TASK INSTRUCTIONS: Going through the material below, please gather all lines with the word "cycle" in them.
SUPPLIED MATERIAL below:
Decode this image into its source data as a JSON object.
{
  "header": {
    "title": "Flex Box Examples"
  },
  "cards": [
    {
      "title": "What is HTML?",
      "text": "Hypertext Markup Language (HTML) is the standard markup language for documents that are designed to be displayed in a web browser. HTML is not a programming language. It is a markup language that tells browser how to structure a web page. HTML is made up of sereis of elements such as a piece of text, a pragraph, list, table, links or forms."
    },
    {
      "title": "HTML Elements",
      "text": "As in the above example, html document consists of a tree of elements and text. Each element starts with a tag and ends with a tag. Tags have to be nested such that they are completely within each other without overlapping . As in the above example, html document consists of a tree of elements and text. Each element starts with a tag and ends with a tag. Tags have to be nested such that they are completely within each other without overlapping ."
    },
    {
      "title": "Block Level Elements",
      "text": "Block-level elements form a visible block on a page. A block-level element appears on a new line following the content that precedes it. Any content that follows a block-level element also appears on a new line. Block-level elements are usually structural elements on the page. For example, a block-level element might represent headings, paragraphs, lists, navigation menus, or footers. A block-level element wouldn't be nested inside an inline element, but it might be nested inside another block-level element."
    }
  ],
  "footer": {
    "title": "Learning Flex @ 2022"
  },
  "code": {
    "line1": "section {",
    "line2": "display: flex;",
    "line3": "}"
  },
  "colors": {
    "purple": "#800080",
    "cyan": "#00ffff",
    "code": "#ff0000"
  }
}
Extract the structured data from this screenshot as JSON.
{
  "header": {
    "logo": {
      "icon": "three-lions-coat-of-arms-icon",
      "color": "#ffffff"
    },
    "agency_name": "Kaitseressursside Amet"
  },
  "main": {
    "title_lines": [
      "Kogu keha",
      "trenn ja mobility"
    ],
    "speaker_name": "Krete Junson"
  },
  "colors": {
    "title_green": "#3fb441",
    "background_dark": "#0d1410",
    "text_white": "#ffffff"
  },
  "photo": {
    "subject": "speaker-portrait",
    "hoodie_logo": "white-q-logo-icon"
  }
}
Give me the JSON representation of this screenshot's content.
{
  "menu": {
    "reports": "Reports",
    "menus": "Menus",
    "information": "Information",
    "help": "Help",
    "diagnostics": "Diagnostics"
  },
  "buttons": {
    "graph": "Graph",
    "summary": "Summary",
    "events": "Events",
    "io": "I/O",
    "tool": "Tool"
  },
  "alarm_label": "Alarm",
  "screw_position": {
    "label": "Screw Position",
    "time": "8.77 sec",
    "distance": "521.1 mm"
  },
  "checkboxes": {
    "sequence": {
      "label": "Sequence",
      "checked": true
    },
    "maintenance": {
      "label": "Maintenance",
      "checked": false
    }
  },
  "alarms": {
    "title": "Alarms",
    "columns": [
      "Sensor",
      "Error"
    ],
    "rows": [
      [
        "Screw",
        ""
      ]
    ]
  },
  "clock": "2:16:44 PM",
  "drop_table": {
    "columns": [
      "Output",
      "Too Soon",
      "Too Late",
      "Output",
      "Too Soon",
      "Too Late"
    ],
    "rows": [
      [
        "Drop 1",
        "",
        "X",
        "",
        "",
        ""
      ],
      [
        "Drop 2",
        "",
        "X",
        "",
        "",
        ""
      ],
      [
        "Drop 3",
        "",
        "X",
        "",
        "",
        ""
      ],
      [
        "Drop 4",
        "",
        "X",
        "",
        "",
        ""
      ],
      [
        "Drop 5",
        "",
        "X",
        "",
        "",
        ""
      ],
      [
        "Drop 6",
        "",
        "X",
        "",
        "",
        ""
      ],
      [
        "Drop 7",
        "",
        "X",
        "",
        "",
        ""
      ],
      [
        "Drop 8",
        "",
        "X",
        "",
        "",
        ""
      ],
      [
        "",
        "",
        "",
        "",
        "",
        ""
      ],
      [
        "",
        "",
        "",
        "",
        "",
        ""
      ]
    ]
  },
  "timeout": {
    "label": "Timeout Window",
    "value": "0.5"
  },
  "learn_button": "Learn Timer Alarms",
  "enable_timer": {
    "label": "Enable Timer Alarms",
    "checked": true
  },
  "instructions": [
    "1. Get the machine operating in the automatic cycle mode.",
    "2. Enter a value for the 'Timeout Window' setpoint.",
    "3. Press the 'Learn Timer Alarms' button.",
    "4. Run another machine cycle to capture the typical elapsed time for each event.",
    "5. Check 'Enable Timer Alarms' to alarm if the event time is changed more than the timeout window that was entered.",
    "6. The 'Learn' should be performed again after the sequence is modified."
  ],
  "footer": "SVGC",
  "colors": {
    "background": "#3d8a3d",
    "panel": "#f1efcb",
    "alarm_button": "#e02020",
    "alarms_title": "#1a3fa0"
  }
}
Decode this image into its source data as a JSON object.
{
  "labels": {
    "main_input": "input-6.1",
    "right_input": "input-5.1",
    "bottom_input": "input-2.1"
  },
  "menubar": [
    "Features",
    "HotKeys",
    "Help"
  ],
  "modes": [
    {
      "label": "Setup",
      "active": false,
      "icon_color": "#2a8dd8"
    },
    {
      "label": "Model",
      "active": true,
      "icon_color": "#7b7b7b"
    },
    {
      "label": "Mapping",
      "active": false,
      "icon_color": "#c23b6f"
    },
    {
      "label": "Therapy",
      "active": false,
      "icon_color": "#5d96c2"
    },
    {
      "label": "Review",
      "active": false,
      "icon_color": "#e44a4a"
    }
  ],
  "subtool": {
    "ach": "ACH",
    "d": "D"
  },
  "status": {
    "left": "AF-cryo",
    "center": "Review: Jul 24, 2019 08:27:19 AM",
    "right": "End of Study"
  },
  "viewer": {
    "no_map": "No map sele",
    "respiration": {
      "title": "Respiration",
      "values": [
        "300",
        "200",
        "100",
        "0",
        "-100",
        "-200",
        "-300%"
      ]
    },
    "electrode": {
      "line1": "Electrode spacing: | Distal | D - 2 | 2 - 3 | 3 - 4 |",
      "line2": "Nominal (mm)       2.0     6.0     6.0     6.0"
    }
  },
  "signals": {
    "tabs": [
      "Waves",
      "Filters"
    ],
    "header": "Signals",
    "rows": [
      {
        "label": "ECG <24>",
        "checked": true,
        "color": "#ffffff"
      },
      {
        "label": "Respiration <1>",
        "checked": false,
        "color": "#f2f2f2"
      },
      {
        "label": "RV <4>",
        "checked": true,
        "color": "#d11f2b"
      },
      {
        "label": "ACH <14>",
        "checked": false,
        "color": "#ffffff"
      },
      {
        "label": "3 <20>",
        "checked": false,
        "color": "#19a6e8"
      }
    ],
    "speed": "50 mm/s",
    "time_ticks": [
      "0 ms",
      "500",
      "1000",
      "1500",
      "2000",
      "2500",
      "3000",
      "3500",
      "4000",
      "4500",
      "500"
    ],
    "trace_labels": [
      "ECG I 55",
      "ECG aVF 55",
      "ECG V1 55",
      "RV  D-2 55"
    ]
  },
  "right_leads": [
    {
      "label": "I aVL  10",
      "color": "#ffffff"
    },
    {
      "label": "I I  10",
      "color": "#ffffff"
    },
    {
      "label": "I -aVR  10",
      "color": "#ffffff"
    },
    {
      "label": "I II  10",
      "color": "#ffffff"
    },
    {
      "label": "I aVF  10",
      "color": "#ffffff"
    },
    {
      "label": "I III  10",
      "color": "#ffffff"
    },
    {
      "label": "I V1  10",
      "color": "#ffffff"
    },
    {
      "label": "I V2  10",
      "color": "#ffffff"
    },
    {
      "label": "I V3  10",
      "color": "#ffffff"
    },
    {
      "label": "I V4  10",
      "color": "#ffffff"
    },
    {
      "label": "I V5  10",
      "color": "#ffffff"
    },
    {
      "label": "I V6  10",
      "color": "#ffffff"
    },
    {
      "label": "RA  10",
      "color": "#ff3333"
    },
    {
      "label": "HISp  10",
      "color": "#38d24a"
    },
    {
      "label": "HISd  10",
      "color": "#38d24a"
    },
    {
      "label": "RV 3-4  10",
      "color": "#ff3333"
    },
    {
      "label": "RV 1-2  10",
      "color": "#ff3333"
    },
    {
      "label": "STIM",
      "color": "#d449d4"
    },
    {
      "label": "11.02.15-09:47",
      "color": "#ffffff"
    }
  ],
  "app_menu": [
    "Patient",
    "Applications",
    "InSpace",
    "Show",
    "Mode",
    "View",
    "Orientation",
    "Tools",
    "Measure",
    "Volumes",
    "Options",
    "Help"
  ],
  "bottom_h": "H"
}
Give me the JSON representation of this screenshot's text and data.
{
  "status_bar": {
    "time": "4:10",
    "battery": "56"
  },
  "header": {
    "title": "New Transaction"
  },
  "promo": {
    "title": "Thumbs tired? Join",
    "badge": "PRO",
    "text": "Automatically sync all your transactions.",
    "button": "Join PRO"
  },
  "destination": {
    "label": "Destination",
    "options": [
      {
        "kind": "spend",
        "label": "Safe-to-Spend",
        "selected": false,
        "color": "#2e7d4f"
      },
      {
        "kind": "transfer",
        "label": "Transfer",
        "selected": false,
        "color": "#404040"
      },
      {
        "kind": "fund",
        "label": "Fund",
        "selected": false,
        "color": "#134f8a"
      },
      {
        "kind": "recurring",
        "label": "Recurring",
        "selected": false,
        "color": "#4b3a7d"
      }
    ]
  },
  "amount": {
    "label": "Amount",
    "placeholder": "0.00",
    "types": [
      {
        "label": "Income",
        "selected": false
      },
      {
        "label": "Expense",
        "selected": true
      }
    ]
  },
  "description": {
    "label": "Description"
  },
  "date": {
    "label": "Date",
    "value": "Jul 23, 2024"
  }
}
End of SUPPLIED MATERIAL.
COMPLETED TASK:
    "1. Get the machine operating in the automatic cycle mode.",
    "4. Run another machine cycle to capture the typical elapsed time for each event.",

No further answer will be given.